• **Data**
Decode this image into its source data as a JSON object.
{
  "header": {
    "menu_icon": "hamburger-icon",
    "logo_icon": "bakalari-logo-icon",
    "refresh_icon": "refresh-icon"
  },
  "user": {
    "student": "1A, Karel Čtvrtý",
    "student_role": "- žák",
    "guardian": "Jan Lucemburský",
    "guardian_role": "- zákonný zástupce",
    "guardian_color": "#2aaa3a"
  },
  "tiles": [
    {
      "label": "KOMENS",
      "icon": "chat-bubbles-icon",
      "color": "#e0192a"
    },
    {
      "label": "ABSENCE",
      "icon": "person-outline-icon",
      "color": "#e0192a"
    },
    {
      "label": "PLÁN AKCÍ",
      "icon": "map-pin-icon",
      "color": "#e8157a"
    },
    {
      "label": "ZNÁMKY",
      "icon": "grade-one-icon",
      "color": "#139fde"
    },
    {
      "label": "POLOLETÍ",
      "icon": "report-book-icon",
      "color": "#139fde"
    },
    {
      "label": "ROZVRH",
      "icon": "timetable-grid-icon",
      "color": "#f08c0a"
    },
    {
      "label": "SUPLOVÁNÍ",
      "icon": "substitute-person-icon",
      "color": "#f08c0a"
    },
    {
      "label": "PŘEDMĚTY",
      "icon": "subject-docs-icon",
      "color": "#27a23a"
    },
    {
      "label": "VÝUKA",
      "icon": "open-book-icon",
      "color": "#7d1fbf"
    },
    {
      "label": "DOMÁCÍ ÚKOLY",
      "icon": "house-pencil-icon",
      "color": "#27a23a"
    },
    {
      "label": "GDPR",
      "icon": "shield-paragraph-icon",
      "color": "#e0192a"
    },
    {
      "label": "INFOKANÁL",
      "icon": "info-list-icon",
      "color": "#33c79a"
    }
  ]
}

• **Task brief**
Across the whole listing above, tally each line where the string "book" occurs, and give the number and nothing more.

• **Response for this exercise**
2